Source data
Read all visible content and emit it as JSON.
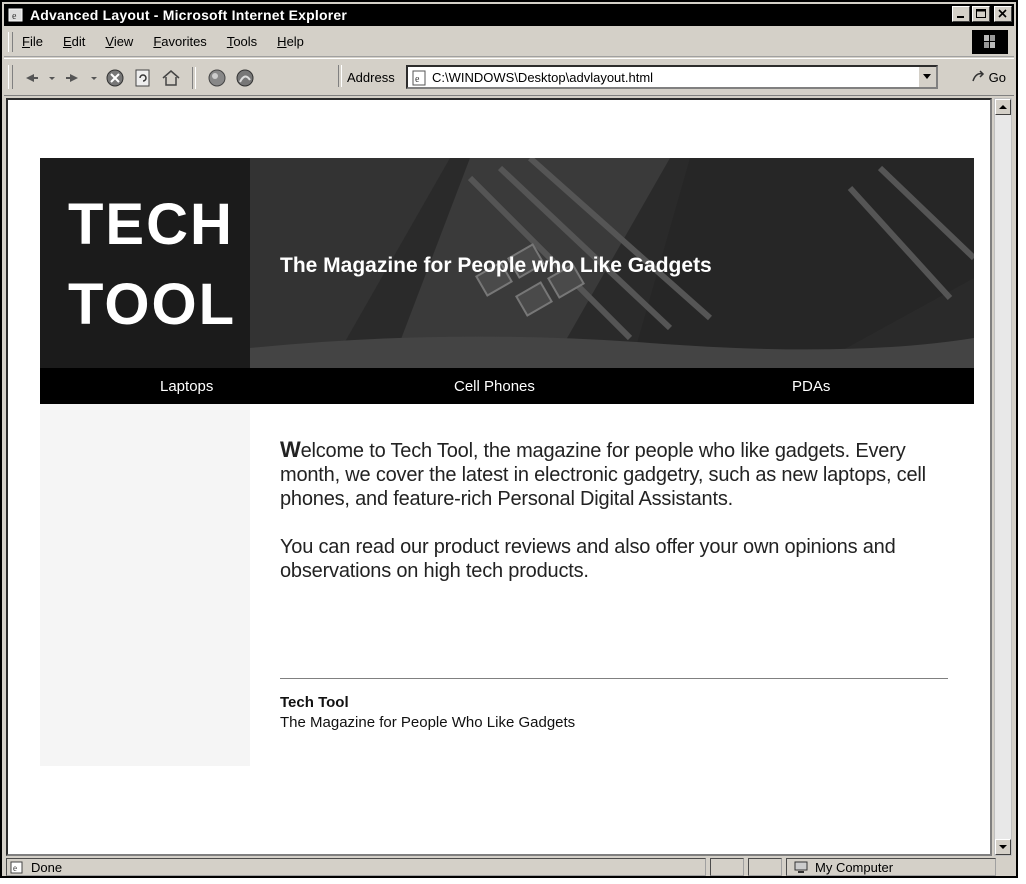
{
  "window": {
    "title": "Advanced Layout - Microsoft Internet Explorer",
    "accent_color": "#000000"
  },
  "menu": [
    "File",
    "Edit",
    "View",
    "Favorites",
    "Tools",
    "Help"
  ],
  "toolbar": {
    "buttons": [
      "back-icon",
      "forward-icon",
      "stop-icon",
      "refresh-icon",
      "home-icon",
      "search-icon",
      "favorites-icon"
    ],
    "address_label": "Address",
    "address_value": "C:\\WINDOWS\\Desktop\\advlayout.html",
    "go_label": "Go"
  },
  "page": {
    "logo_lines": [
      "TECH",
      "TOOL"
    ],
    "tagline": "The Magazine for People who Like Gadgets",
    "nav": [
      "Laptops",
      "Cell Phones",
      "PDAs"
    ],
    "welcome_first_letter": "W",
    "welcome_rest": "elcome to Tech Tool, the magazine for people who like gadgets. Every month, we cover the latest in electronic gadgetry, such as new laptops, cell phones, and feature-rich Personal Digital Assistants.",
    "paragraph2": "You can read our product reviews and also offer your own opinions and observations on high tech products.",
    "footer_title": "Tech Tool",
    "footer_subtitle": "The Magazine for People Who Like Gadgets",
    "banner_color": "#1b1b1b",
    "nav_color": "#000000"
  },
  "status": {
    "left_text": "Done",
    "zone_text": "My Computer"
  }
}
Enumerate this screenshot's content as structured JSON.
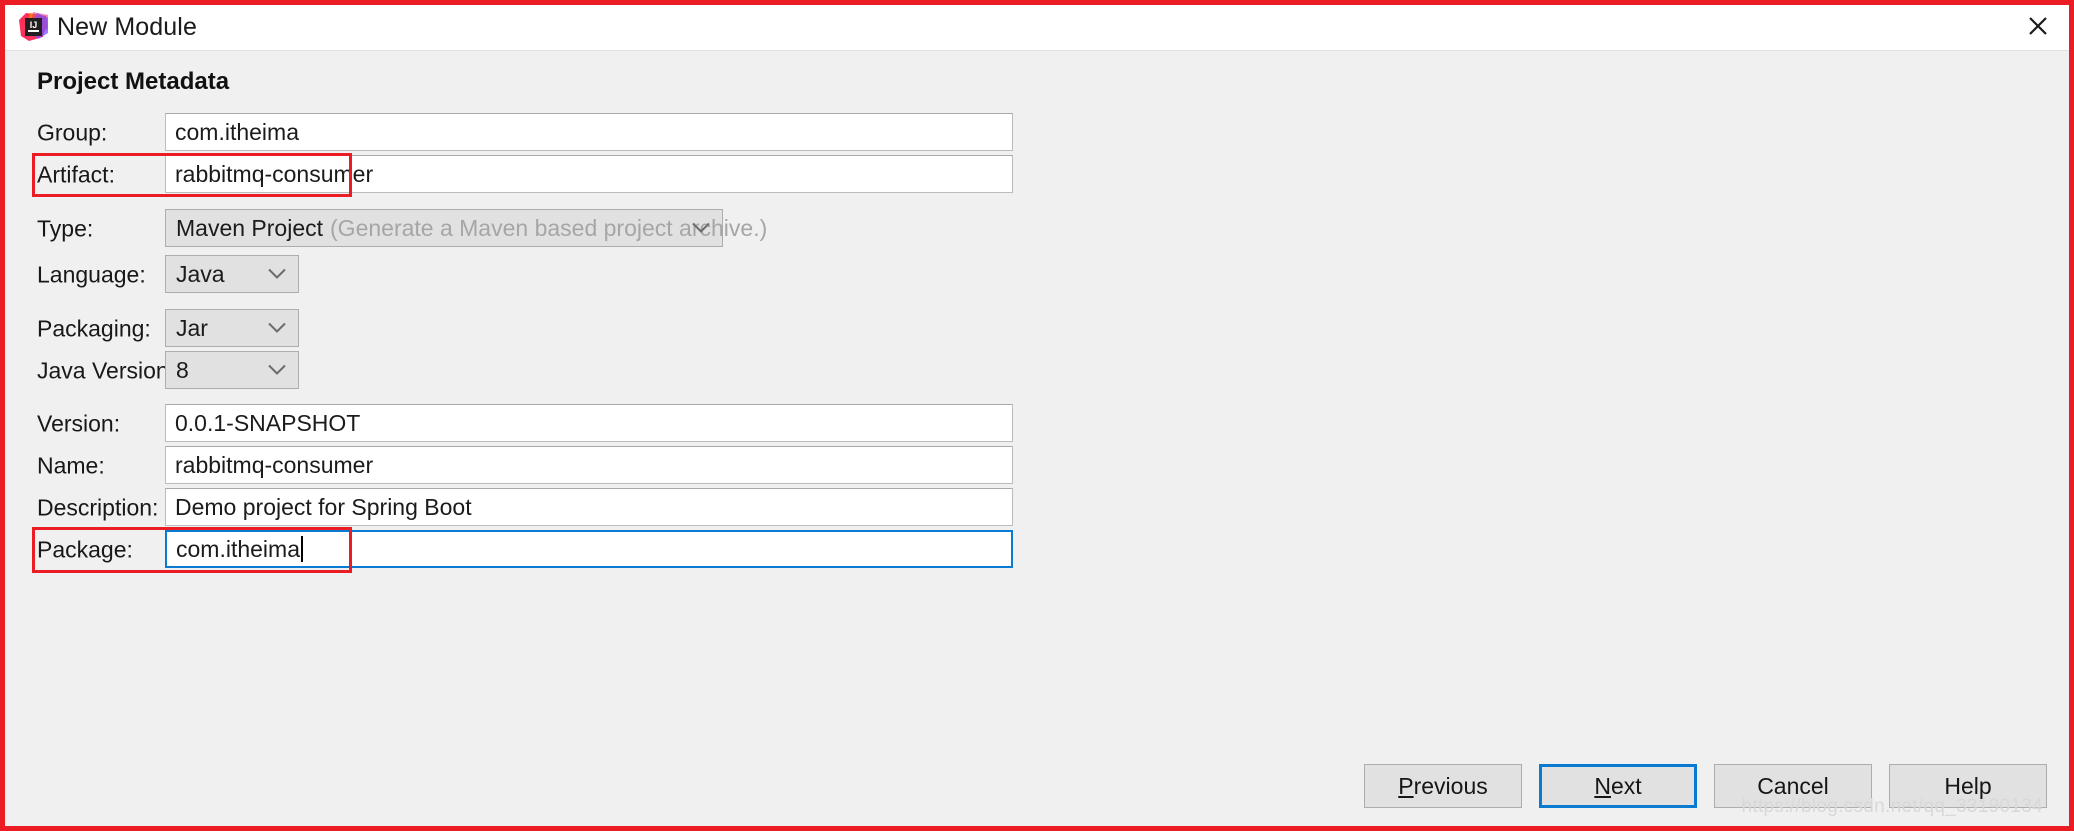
{
  "window": {
    "title": "New Module",
    "app_icon": "intellij-idea-icon",
    "close_icon": "close-icon",
    "border_color": "#ec1c24",
    "annotation_color": "#ec1c24",
    "focus_color": "#0b7ad1"
  },
  "section": {
    "heading": "Project Metadata"
  },
  "fields": {
    "group": {
      "label": "Group:",
      "value": "com.itheima"
    },
    "artifact": {
      "label": "Artifact:",
      "value": "rabbitmq-consumer"
    },
    "type": {
      "label": "Type:",
      "value": "Maven Project",
      "hint": "(Generate a Maven based project archive.)",
      "chevron_icon": "chevron-down-icon"
    },
    "language": {
      "label": "Language:",
      "value": "Java",
      "chevron_icon": "chevron-down-icon"
    },
    "packaging": {
      "label": "Packaging:",
      "value": "Jar",
      "chevron_icon": "chevron-down-icon"
    },
    "java_version": {
      "label": "Java Version:",
      "value": "8",
      "chevron_icon": "chevron-down-icon"
    },
    "version": {
      "label": "Version:",
      "value": "0.0.1-SNAPSHOT"
    },
    "name": {
      "label": "Name:",
      "value": "rabbitmq-consumer"
    },
    "description": {
      "label": "Description:",
      "value": "Demo project for Spring Boot"
    },
    "package": {
      "label": "Package:",
      "value": "com.itheima"
    }
  },
  "buttons": {
    "previous": {
      "prefix": "",
      "mnemonic": "P",
      "suffix": "revious"
    },
    "next": {
      "prefix": "",
      "mnemonic": "N",
      "suffix": "ext"
    },
    "cancel": {
      "label": "Cancel"
    },
    "help": {
      "label": "Help"
    }
  },
  "watermark": {
    "text": "https://blog.csdn.net/qq_33190134"
  }
}
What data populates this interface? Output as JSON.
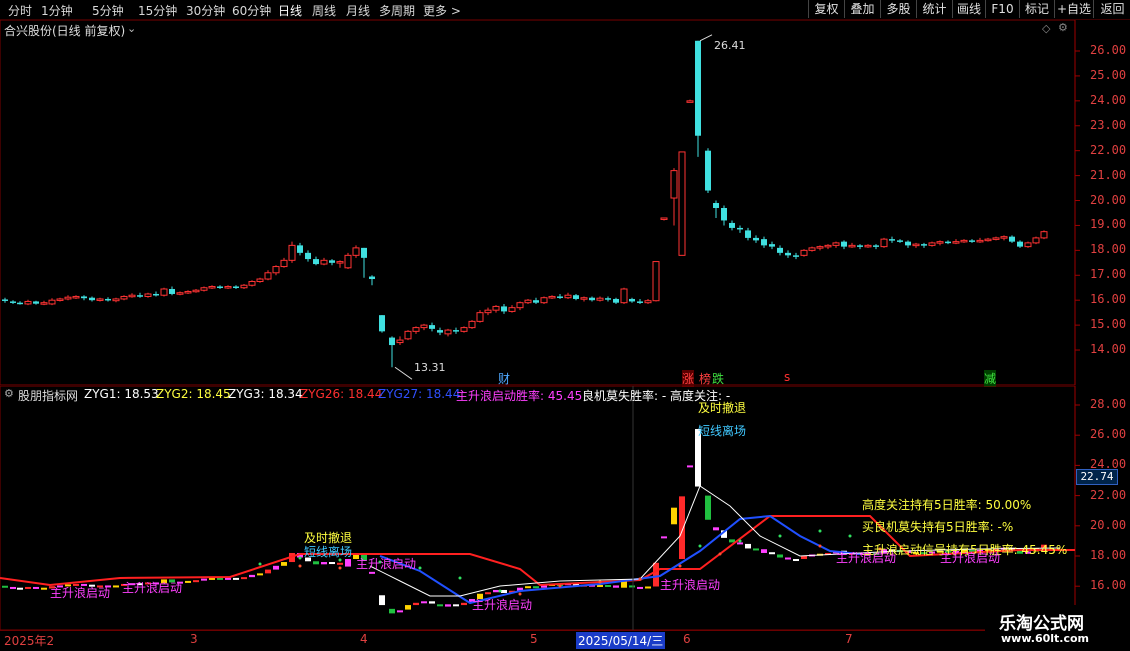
{
  "toolbar": {
    "periods": [
      "分时",
      "1分钟",
      "5分钟",
      "15分钟",
      "30分钟",
      "60分钟",
      "日线",
      "周线",
      "月线",
      "多周期",
      "更多"
    ],
    "active_period": "日线",
    "more_arrow": ">",
    "buttons": [
      "复权",
      "叠加",
      "多股",
      "统计",
      "画线",
      "F10",
      "标记",
      "+自选",
      "返回"
    ]
  },
  "main_chart": {
    "title": "合兴股份(日线 前复权)",
    "high_label": "26.41",
    "low_label": "13.31",
    "y_ticks": [
      "26.00",
      "25.00",
      "24.00",
      "23.00",
      "22.00",
      "21.00",
      "20.00",
      "19.00",
      "18.00",
      "17.00",
      "16.00",
      "15.00",
      "14.00"
    ],
    "event_markers": [
      {
        "text": "财",
        "color": "#4fa8ff"
      },
      {
        "text": "涨",
        "color": "#ff4040",
        "bg": "#5a0000"
      },
      {
        "text": "榜",
        "color": "#ff4040"
      },
      {
        "text": "跌",
        "color": "#40e040"
      },
      {
        "text": "s",
        "color": "#ff3030"
      },
      {
        "text": "减",
        "color": "#40e040",
        "bg": "#004000"
      }
    ]
  },
  "sub_chart": {
    "name": "股朋指标网",
    "legend": [
      {
        "text": "ZYG1: 18.53",
        "color": "#ffffff"
      },
      {
        "text": "ZYG2: 18.45",
        "color": "#ffff40"
      },
      {
        "text": "ZYG3: 18.34",
        "color": "#ffffff"
      },
      {
        "text": "ZYG26: 18.44",
        "color": "#ff3030"
      },
      {
        "text": "ZYG27: 18.44",
        "color": "#3050ff"
      },
      {
        "text": "主升浪启动胜率: 45.45",
        "color": "#ff40ff"
      },
      {
        "text": "良机莫失胜率: -",
        "color": "#ffffff"
      },
      {
        "text": "高度关注: -",
        "color": "#ffffff"
      }
    ],
    "current_value": "22.74",
    "y_ticks": [
      "28.00",
      "26.00",
      "24.00",
      "22.00",
      "20.00",
      "18.00",
      "16.00"
    ],
    "stats": [
      "高度关注持有5日胜率: 50.00%",
      "买良机莫失持有5日胜率: -%",
      "主升浪启动信号持有5日胜率: 45.45%"
    ],
    "annotations": {
      "retreat": "及时撤退",
      "short_exit": "短线离场",
      "main_rise": "主升浪启动"
    }
  },
  "time_axis": {
    "labels": [
      "2025年2",
      "3",
      "4",
      "5",
      "6",
      "7"
    ],
    "cursor_date": "2025/05/14/三"
  },
  "watermark": {
    "line1": "乐淘公式网",
    "line2": "www.60lt.com"
  }
}
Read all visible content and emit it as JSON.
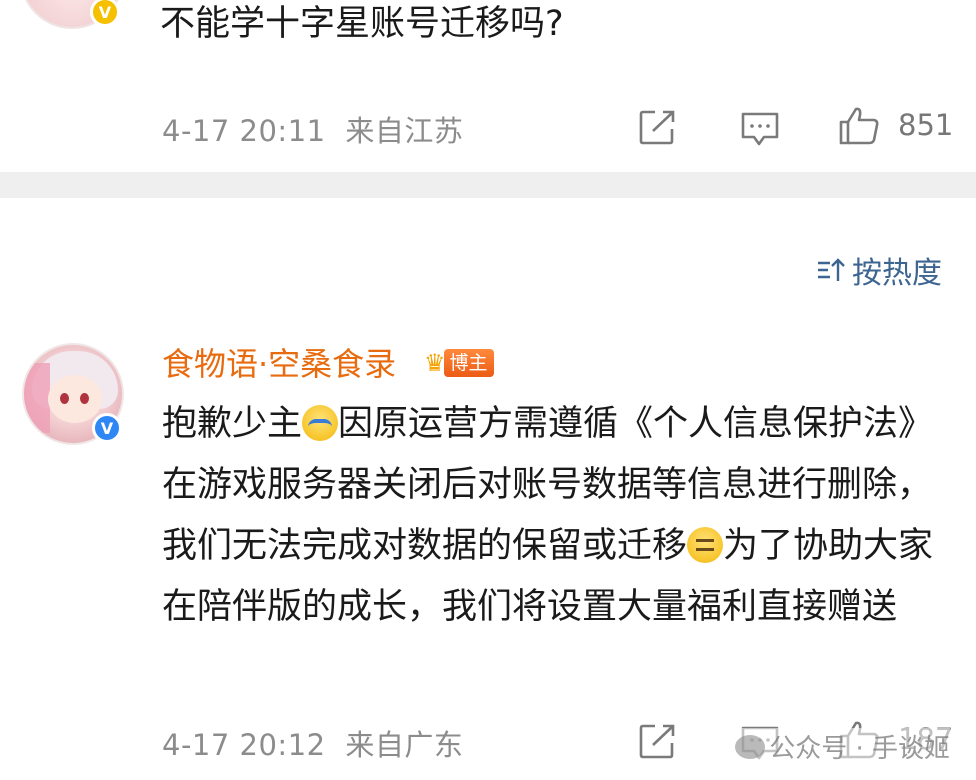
{
  "top_comment": {
    "text": "不能学十字星账号迁移吗?",
    "timestamp": "4-17 20:11",
    "location": "来自江苏",
    "like_count": "851",
    "badge": "V"
  },
  "sort": {
    "label": "按热度",
    "icon": "sort-icon"
  },
  "comment2": {
    "username": "食物语·空桑食录",
    "role_badge": "博主",
    "verified_badge": "V",
    "text_part1": "抱歉少主",
    "text_part2": "因原运营方需遵循《个人信息保护法》在游戏服务器关闭后对账号数据等信息进行删除，我们无法完成对数据的保留或迁移",
    "text_part3": "为了协助大家在陪伴版的成长，我们将设置大量福利直接赠送",
    "timestamp": "4-17 20:12",
    "location": "来自广东",
    "like_count": "187"
  },
  "watermark": {
    "text": "公众号 · 手谈姬"
  },
  "icons": {
    "share": "share-icon",
    "comment": "comment-icon",
    "like": "like-icon"
  },
  "colors": {
    "username": "#e86b0f",
    "sort_link": "#3d6591",
    "meta_gray": "#8c8c8c",
    "divider": "#efefef"
  }
}
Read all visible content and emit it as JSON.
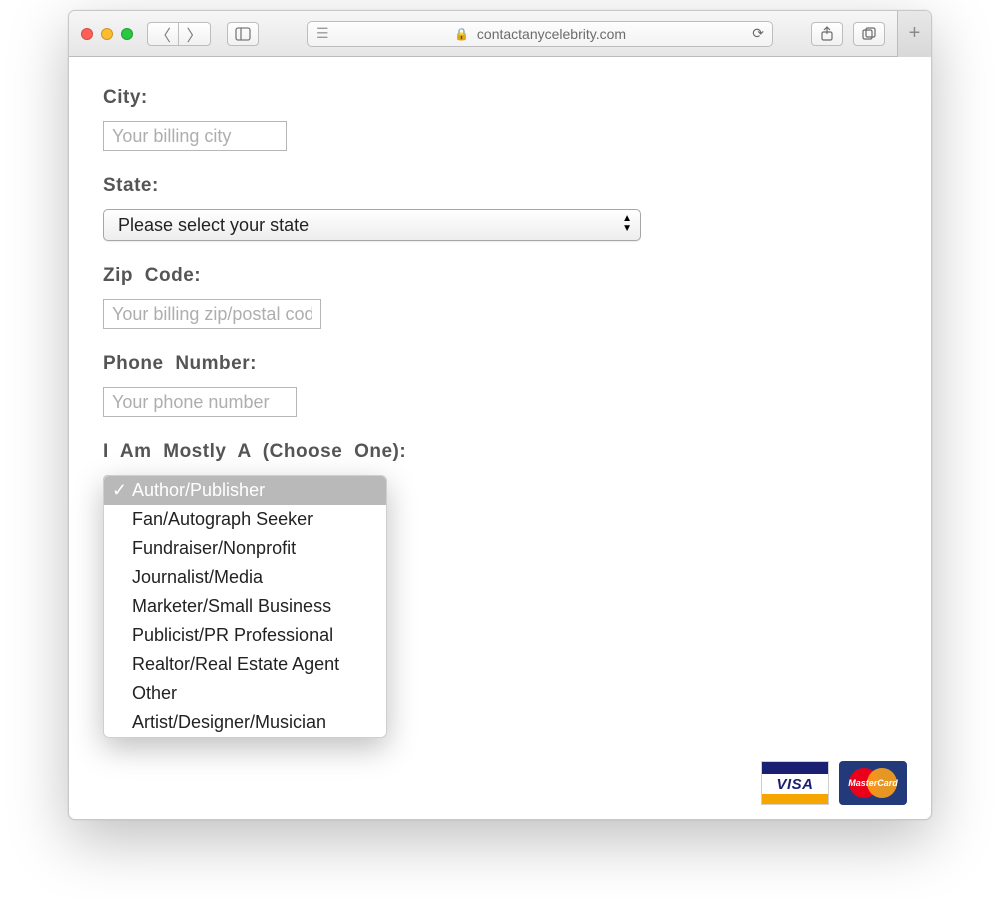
{
  "browser": {
    "url_host": "contactanycelebrity.com"
  },
  "form": {
    "city": {
      "label": "City:",
      "placeholder": "Your billing city",
      "value": ""
    },
    "state": {
      "label": "State:",
      "selected": "Please select your state"
    },
    "zip": {
      "label": "Zip Code:",
      "placeholder": "Your billing zip/postal code",
      "value": ""
    },
    "phone": {
      "label": "Phone Number:",
      "placeholder": "Your phone number",
      "value": ""
    },
    "role": {
      "label": "I Am Mostly A (Choose One):",
      "selected_index": 0,
      "options": [
        "Author/Publisher",
        "Fan/Autograph Seeker",
        "Fundraiser/Nonprofit",
        "Journalist/Media",
        "Marketer/Small Business",
        "Publicist/PR Professional",
        "Realtor/Real Estate Agent",
        "Other",
        "Artist/Designer/Musician"
      ]
    }
  },
  "cards": {
    "visa": "VISA",
    "mastercard": "MasterCard"
  }
}
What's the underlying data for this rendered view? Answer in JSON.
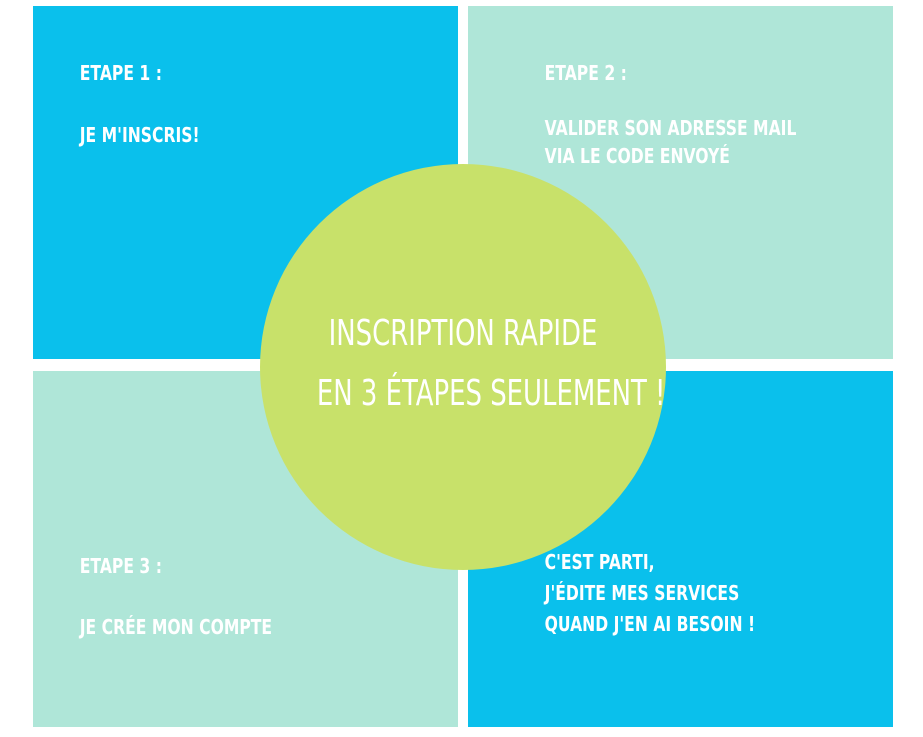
{
  "colors": {
    "blue": "#0ac0ec",
    "mint": "#afe6d8",
    "lime": "#c8e16a",
    "text": "#ffffff"
  },
  "center": {
    "line1": "INSCRIPTION RAPIDE",
    "line2": "EN 3 ÉTAPES SEULEMENT !"
  },
  "steps": [
    {
      "title": "ETAPE 1 :",
      "lines": [
        "JE M'INSCRIS!"
      ]
    },
    {
      "title": "ETAPE 2 :",
      "lines": [
        "VALIDER SON ADRESSE MAIL",
        "VIA LE CODE ENVOYÉ"
      ]
    },
    {
      "title": "ETAPE 3 :",
      "lines": [
        "JE CRÉE MON COMPTE"
      ]
    },
    {
      "title": "",
      "lines": [
        "C'EST PARTI,",
        "J'ÉDITE MES SERVICES",
        "QUAND J'EN AI BESOIN !"
      ]
    }
  ]
}
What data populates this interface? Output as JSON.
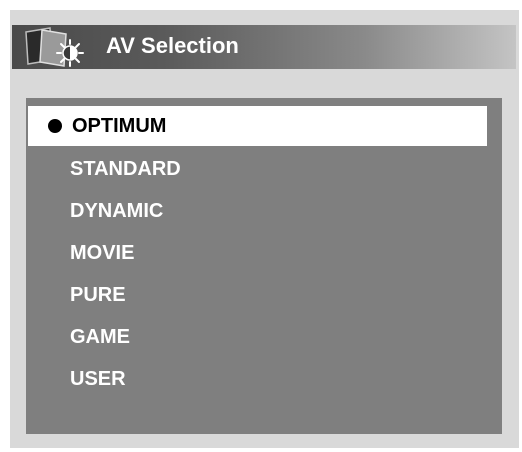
{
  "header": {
    "title": "AV Selection",
    "icon": "av-picture-brightness-icon"
  },
  "menu": {
    "selected_index": 0,
    "items": [
      {
        "label": "OPTIMUM",
        "selected": true
      },
      {
        "label": "STANDARD",
        "selected": false
      },
      {
        "label": "DYNAMIC",
        "selected": false
      },
      {
        "label": "MOVIE",
        "selected": false
      },
      {
        "label": "PURE",
        "selected": false
      },
      {
        "label": "GAME",
        "selected": false
      },
      {
        "label": "USER",
        "selected": false
      }
    ]
  },
  "colors": {
    "frame": "#d9d9d9",
    "panel": "#7f7f7f",
    "highlight": "#ffffff",
    "title_text": "#ffffff",
    "item_text": "#ffffff",
    "selected_text": "#000000"
  }
}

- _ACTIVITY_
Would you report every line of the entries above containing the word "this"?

- _SOLVED PROBLEM_
Enumerate this screenshot's content as structured JSON.
What data populates this interface? Output as JSON.
What's the underlying data for this rendered view? Answer in JSON.
What data populates this interface? Output as JSON.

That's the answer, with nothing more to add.